## Raw data
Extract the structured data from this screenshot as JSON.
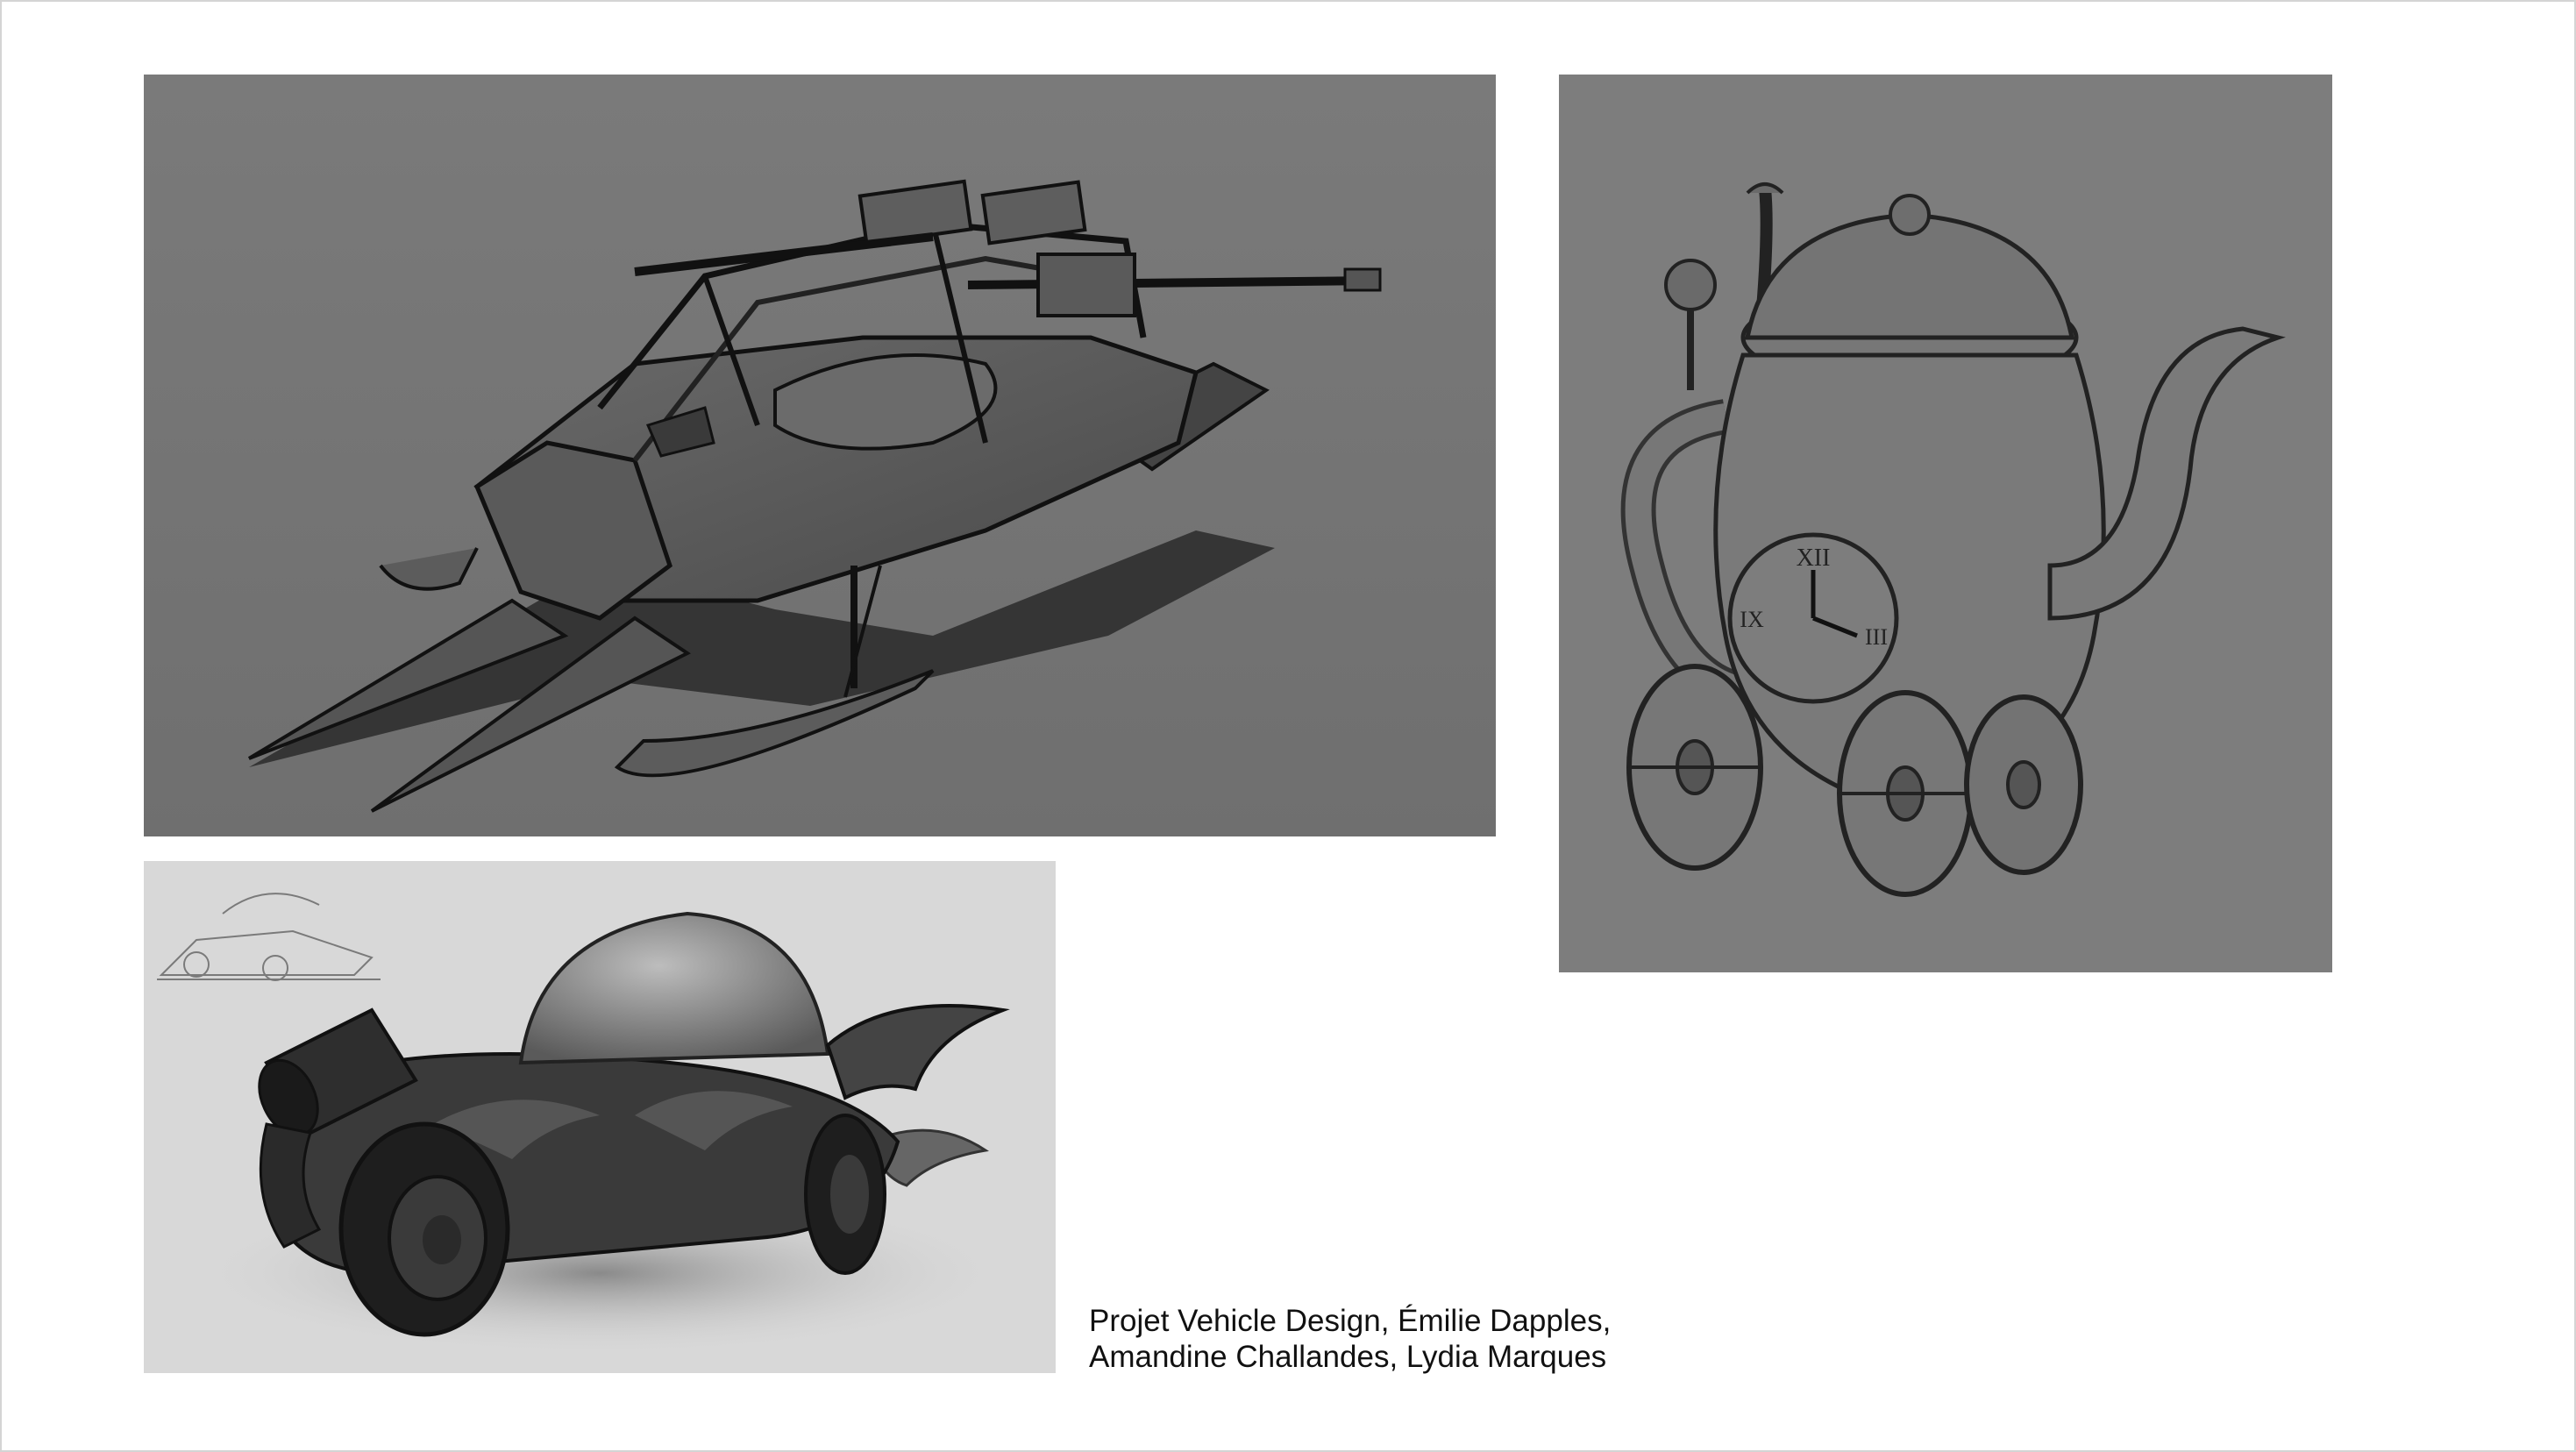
{
  "slide": {
    "caption": {
      "line1": "Projet Vehicle Design, Émilie Dapples,",
      "line2": "Amandine Challandes, Lydia Marques"
    },
    "artworks": [
      {
        "subject": "armed snowmobile sketch"
      },
      {
        "subject": "teapot on wheels with clock face"
      },
      {
        "subject": "dome-top cannon car render"
      }
    ],
    "teapot_clock": {
      "numeral_top": "XII",
      "numeral_left": "IX",
      "numeral_right": "III"
    }
  }
}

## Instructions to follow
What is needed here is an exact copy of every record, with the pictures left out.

## Solution to the problem
Extract the structured data from this screenshot as JSON.
{
  "slide": {
    "caption": {
      "line1": "Projet Vehicle Design, Émilie Dapples,",
      "line2": "Amandine Challandes, Lydia Marques"
    },
    "artworks": [
      {
        "subject": "armed snowmobile sketch"
      },
      {
        "subject": "teapot on wheels with clock face"
      },
      {
        "subject": "dome-top cannon car render"
      }
    ],
    "teapot_clock": {
      "numeral_top": "XII",
      "numeral_left": "IX",
      "numeral_right": "III"
    }
  }
}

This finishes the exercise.